__Data for review__.
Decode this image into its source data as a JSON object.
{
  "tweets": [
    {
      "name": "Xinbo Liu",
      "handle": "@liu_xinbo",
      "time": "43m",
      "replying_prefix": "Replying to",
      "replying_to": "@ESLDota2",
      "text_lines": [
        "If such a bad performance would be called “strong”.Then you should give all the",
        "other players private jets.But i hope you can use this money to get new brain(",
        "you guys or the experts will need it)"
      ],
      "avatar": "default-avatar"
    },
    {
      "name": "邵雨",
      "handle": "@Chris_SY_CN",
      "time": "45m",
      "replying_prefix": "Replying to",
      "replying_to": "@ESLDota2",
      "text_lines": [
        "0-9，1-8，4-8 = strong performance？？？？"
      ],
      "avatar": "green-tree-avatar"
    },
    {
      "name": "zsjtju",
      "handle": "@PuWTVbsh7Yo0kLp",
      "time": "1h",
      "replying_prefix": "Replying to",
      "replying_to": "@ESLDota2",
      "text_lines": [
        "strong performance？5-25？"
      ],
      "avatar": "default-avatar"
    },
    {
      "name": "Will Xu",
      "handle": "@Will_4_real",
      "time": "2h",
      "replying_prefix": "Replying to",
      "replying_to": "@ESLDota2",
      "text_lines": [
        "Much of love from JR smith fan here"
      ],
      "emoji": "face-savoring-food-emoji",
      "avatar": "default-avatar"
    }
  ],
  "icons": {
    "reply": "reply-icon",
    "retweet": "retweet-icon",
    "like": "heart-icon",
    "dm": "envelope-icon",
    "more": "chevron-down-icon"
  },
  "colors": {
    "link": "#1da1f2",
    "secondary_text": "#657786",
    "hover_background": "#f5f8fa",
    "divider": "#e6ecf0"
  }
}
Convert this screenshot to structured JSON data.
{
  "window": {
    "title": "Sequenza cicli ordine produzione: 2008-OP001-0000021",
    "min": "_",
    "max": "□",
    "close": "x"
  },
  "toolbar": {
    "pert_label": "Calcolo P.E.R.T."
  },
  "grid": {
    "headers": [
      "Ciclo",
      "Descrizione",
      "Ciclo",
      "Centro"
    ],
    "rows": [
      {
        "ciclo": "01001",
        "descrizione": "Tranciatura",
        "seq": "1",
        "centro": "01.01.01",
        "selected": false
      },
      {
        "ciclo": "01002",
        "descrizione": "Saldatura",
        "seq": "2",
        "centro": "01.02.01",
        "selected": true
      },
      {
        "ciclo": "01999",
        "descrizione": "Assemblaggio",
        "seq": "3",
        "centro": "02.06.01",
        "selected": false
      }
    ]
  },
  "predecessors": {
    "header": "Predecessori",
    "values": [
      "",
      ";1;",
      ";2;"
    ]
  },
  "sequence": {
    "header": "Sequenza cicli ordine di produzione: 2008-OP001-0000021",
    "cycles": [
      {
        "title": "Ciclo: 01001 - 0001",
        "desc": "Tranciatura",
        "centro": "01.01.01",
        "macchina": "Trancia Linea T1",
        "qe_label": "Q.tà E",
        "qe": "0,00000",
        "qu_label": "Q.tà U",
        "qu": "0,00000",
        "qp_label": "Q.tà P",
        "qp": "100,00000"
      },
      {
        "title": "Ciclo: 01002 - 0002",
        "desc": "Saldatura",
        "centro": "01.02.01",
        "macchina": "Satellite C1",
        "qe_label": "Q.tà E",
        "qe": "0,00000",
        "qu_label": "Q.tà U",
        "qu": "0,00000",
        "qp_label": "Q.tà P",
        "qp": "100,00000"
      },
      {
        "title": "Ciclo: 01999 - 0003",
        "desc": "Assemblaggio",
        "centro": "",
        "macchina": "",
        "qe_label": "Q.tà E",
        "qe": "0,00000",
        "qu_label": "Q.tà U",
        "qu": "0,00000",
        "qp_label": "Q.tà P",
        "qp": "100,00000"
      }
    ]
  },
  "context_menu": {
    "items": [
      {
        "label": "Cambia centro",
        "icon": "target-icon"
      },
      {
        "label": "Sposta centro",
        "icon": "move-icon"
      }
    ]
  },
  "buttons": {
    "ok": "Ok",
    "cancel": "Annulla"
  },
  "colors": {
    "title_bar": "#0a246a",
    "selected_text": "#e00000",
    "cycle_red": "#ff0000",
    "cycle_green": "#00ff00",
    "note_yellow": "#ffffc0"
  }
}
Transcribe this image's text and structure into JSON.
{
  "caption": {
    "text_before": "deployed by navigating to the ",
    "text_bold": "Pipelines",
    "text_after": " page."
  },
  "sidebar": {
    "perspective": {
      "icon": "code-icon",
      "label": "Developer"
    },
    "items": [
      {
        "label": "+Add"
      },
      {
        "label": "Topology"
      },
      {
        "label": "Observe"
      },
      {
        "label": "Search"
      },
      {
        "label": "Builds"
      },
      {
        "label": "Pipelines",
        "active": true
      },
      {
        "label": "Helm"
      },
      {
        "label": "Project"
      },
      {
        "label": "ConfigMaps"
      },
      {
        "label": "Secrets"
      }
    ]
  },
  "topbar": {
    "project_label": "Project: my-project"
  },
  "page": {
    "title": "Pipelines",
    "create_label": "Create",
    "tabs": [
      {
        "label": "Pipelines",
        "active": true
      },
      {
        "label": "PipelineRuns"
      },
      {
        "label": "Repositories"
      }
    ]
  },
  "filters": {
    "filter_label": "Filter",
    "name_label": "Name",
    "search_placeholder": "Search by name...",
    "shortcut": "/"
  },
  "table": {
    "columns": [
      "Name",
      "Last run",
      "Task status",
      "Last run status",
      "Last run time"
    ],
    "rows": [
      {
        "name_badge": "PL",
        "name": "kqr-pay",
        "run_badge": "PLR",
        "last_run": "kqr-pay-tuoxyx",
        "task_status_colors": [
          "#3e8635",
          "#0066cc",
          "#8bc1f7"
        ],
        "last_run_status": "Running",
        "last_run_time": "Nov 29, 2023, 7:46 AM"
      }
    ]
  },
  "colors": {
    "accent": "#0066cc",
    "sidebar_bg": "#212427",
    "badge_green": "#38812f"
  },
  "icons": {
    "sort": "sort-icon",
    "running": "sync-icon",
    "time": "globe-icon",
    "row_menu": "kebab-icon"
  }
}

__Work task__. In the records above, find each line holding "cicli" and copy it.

__Solution below__.
    "title": "Sequenza cicli ordine produzione: 2008-OP001-0000021",
    "header": "Sequenza cicli ordine di produzione: 2008-OP001-0000021",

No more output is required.